Although the cephalopod heart is generally considered to be unable to oxidize fatty acids, the low RQ values exhibited by heart preparations perfused with blood and the high HOAD activity levels compelled us to re-examine the question of the potential for fatty acid oxidation. Neither acetyl CoA nor palmitoyl CoA, even in the presence of carnitine and ADP, supported oxygen consumption. State 3 respiration in medium containing acetyl CoA, carnitine and malate was no greater than in medium containing malate alone as a metabolic fuel (43.2 vs 45.2natoms O mg-1 protein min-1, respectively, average of two trials from two separate preparations). Octanoate, palmitate or oleate alone could not be oxidized even in the presence of ADP. State 3 respiration in medium containing palmitate plus malate (37.8±2.8natomsOmg-1proteinmin-1, N =5) was no greater than in medium containing malate alone (43.6±10.2natomsO mg-1 protein min-1, N =3). The same results were found with octanoate and oleate. The similarity of rates of malate-fuelled respiration with and without free fatty acids or CoA derivatives indicates that the high concentrations of these compounds did not disrupt mitochondrial function. The present findings confirm that CoA derivatives are not a suitable metabolic fuel for cephalopod mitochondria, as has been shown for squid (Ballantyne et al. 1981; Mommsen and Hochachka, 1981), and that a carnitine-independent mechanism for transport of fatty acids across the mitochondrial membrane, as reported for some insects (Stevenson, 1968) but not previously assessed in cephalopods, does not exist. These studies lend support to the concept that fatty acids are poorly oxidized by mitochondria from cephalopod heart and thus could not contribute to the low RQ values.

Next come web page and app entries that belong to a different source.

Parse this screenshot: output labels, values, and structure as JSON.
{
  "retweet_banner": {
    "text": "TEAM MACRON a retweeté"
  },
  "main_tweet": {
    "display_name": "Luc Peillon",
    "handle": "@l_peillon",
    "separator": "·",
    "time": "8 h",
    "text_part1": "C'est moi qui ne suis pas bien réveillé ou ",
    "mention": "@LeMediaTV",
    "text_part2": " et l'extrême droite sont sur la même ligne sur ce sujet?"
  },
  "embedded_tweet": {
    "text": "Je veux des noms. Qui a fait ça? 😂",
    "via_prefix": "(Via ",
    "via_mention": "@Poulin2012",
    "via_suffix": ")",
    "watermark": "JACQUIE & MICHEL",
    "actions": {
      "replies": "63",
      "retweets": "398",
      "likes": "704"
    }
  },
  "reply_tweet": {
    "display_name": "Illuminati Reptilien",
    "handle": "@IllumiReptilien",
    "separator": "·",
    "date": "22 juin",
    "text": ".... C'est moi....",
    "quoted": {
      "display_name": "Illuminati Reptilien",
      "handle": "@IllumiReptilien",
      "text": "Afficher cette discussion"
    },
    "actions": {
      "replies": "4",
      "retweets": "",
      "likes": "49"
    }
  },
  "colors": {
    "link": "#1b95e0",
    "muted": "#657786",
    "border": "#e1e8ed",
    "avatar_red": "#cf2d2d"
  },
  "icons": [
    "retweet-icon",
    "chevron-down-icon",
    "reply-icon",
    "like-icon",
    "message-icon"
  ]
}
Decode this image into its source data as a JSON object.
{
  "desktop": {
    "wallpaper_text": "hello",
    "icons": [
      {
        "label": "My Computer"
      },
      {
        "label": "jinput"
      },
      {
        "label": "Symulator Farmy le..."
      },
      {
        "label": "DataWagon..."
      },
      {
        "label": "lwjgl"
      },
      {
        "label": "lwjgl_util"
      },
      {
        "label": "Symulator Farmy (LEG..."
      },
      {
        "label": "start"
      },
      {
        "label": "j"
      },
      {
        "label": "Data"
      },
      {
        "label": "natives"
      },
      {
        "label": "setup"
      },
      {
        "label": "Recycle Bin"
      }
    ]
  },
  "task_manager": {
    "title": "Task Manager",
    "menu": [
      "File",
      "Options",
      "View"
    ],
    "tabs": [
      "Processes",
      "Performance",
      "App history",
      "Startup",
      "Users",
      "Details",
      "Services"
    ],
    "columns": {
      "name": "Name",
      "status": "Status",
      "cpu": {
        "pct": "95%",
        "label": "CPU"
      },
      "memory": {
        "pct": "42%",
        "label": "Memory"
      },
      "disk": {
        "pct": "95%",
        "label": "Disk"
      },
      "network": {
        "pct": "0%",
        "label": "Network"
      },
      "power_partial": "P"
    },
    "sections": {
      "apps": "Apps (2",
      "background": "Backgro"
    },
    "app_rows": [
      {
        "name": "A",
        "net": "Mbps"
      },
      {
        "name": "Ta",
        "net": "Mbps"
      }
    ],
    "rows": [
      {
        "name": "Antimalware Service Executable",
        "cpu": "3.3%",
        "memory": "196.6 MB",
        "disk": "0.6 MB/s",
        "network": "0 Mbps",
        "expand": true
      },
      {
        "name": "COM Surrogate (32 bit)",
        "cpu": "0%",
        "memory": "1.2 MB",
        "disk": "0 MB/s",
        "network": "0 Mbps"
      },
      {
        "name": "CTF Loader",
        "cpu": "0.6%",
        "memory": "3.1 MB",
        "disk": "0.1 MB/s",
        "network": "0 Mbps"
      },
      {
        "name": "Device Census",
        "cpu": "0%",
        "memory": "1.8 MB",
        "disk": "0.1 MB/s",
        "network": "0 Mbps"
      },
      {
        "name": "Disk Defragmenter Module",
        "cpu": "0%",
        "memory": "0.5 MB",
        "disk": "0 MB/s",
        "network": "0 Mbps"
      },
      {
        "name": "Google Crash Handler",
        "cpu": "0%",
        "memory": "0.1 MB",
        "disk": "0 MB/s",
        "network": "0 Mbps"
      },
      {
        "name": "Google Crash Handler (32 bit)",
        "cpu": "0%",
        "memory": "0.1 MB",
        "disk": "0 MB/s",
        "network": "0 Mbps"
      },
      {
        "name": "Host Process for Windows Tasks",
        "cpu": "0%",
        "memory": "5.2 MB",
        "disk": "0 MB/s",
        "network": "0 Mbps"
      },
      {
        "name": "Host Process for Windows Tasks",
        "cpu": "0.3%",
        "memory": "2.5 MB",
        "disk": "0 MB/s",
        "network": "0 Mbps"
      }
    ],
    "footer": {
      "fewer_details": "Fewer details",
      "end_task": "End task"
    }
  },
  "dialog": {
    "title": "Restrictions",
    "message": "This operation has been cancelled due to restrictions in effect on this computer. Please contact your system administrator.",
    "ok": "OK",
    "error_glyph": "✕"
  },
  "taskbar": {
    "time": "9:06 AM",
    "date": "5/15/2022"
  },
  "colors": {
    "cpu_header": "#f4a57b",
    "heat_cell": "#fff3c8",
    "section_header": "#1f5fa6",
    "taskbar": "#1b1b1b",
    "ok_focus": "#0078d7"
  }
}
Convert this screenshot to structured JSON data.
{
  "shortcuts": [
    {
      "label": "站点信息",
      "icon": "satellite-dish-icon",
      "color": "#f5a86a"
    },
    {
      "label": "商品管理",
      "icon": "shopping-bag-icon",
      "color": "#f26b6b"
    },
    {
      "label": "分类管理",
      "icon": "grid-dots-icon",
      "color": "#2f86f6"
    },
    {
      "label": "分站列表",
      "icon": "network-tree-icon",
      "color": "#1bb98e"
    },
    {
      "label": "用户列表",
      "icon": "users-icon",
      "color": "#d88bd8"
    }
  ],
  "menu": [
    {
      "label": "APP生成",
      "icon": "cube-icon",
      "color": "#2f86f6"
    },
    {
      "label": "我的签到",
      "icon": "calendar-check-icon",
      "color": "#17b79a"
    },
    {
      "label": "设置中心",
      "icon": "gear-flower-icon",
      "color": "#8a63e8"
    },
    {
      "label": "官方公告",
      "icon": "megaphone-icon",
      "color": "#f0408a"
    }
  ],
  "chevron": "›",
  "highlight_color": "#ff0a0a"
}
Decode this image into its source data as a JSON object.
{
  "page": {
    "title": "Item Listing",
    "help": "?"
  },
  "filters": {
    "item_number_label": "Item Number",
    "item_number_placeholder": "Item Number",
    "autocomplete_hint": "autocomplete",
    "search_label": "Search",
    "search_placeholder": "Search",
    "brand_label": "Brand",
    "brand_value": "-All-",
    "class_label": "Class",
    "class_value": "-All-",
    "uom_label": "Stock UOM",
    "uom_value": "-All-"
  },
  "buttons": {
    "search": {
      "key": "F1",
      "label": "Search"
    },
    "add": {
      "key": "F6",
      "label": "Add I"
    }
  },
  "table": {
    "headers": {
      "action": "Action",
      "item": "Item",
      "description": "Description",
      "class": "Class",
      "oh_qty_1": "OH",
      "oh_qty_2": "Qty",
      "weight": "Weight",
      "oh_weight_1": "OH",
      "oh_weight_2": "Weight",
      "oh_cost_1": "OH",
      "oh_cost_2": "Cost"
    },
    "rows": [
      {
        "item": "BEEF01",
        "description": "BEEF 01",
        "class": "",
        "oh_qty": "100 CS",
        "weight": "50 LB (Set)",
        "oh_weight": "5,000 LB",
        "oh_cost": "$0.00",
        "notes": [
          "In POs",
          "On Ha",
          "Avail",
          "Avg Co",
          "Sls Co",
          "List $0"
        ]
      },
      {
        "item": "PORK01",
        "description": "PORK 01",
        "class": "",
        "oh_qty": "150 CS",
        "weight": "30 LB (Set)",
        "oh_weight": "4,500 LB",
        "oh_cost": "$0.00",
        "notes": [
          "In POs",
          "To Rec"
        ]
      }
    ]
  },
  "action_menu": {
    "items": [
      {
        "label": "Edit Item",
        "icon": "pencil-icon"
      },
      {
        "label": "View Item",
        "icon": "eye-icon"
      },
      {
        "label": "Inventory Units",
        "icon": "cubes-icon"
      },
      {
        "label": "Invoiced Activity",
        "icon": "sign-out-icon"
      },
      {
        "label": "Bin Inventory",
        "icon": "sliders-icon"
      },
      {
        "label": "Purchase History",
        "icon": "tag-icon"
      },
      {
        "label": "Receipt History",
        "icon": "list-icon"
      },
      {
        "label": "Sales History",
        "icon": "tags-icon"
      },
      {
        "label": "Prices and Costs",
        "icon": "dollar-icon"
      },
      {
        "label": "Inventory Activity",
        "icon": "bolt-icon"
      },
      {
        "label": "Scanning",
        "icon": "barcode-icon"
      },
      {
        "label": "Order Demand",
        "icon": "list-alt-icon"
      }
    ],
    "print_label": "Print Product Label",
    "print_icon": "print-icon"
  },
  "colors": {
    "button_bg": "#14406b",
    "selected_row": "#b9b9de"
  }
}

In conclusion, in Octopus heart the maximal in vitro activity of hexokinase overestimates the maximal aerobic use of glucose, but the maximal in vitro activity of cytochrome oxidase is closely matched to the maximal in vivo oxygen consumption. Low RQ values for heart perfused with blood, in concert with mitochondrial studies, suggest that amino acids may be catabolized on a sustained basis to support energy metabolism in Octopus heart.
We are very grateful to the staff of the Zoological Station and particularly to Professor B. Tota for facilitating these experiments. A portion of this work was supported by NSERC by grants to W.R.D. and J.M.S.